Exercise directions: In the data below, find every line with the word "JSON" and copy it.

--- --- ---

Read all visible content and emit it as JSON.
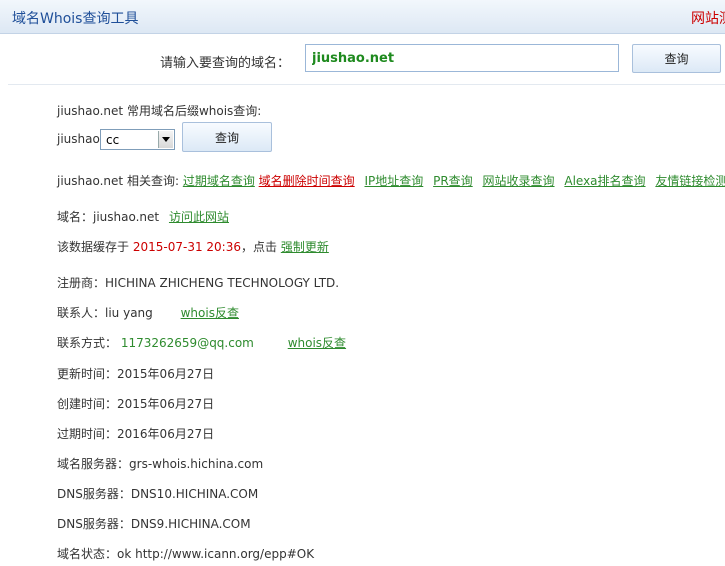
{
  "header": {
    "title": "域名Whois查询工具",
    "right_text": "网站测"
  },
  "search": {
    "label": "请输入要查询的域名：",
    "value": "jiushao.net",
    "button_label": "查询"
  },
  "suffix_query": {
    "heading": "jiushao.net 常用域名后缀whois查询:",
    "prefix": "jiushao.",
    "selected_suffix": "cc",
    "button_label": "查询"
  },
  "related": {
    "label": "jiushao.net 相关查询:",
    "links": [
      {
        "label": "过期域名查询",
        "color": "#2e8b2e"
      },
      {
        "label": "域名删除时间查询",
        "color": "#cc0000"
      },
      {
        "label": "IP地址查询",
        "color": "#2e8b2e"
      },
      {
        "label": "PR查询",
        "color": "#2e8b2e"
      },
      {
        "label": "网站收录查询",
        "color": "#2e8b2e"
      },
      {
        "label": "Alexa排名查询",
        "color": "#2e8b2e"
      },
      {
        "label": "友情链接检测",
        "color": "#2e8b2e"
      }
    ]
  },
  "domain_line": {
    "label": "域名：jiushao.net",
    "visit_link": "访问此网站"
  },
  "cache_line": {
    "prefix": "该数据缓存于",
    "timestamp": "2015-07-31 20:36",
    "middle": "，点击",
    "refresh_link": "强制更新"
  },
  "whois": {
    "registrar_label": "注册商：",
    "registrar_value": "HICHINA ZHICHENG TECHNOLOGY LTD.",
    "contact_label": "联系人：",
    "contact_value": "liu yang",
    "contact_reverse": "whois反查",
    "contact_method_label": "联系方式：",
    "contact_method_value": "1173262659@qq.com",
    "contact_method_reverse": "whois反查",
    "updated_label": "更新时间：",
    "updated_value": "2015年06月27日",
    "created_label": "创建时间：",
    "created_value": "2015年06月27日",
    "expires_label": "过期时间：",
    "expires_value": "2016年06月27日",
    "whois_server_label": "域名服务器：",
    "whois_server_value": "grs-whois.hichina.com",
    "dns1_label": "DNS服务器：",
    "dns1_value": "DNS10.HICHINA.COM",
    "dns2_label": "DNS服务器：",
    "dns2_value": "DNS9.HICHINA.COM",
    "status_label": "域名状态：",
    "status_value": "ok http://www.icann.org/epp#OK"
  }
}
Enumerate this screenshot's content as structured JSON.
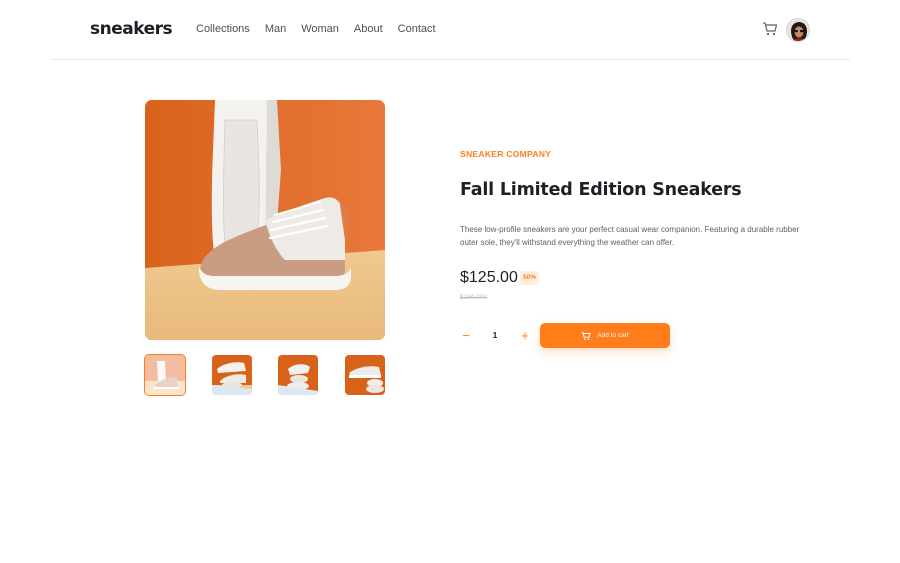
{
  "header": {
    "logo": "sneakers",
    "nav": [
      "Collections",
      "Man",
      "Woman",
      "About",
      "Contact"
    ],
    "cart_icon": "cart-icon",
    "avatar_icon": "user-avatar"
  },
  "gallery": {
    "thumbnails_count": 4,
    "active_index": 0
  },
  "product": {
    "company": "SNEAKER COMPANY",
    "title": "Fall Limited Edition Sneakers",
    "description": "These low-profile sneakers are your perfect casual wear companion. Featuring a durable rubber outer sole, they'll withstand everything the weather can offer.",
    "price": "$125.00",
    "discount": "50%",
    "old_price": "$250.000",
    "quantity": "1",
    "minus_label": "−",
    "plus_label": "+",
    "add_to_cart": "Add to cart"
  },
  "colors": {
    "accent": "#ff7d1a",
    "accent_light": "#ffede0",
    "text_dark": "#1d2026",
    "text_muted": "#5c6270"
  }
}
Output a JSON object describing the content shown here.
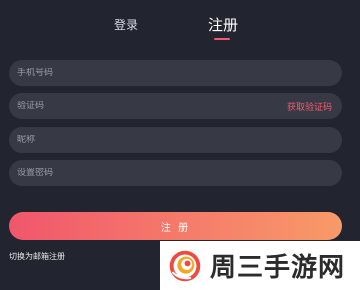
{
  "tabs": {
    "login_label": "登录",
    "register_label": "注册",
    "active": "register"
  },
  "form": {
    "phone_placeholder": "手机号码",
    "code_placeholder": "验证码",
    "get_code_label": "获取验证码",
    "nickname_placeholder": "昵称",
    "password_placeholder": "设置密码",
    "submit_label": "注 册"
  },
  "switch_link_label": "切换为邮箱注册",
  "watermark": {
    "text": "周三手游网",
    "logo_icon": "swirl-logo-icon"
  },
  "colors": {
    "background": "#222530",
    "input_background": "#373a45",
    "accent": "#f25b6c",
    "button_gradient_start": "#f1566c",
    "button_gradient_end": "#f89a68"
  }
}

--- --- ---

Written reply:
Read all visible content and emit it as JSON.
Enumerate this screenshot's content as structured JSON.
Output a JSON object describing the content shown here.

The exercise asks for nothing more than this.